= What is expected =
Work through the lines of the material below, note those with the word "time", and give their number, nothing else.

** Opening Excerpted data block **

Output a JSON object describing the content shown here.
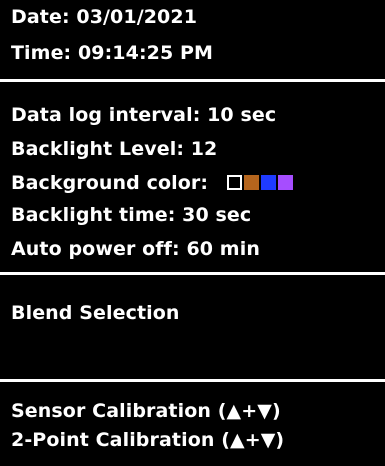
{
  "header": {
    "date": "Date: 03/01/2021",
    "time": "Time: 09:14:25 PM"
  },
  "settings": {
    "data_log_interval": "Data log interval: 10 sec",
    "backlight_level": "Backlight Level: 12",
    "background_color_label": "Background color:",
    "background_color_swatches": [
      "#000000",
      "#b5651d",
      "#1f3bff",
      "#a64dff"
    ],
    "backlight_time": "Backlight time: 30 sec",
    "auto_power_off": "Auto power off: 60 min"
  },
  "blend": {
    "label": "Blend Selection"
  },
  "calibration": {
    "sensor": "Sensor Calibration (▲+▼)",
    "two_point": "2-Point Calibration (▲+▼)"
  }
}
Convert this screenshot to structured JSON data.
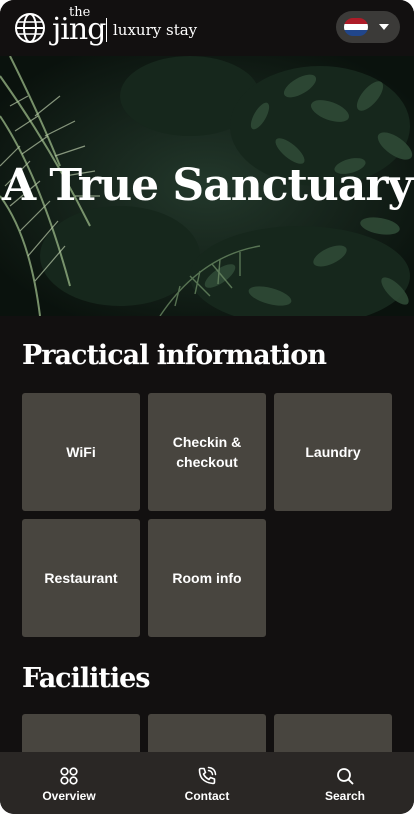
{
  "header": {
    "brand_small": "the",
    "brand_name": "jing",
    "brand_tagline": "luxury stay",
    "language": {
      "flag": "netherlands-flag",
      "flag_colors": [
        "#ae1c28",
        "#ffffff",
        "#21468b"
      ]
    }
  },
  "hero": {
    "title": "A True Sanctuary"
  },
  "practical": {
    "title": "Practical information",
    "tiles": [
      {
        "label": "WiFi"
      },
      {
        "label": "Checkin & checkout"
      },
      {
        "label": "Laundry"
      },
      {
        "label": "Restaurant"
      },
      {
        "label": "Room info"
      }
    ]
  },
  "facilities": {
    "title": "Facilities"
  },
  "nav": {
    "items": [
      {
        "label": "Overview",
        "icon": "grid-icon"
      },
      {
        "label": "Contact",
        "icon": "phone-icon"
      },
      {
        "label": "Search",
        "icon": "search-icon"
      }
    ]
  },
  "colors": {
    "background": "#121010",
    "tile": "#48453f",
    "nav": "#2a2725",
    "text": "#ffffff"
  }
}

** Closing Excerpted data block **

= Your response =
2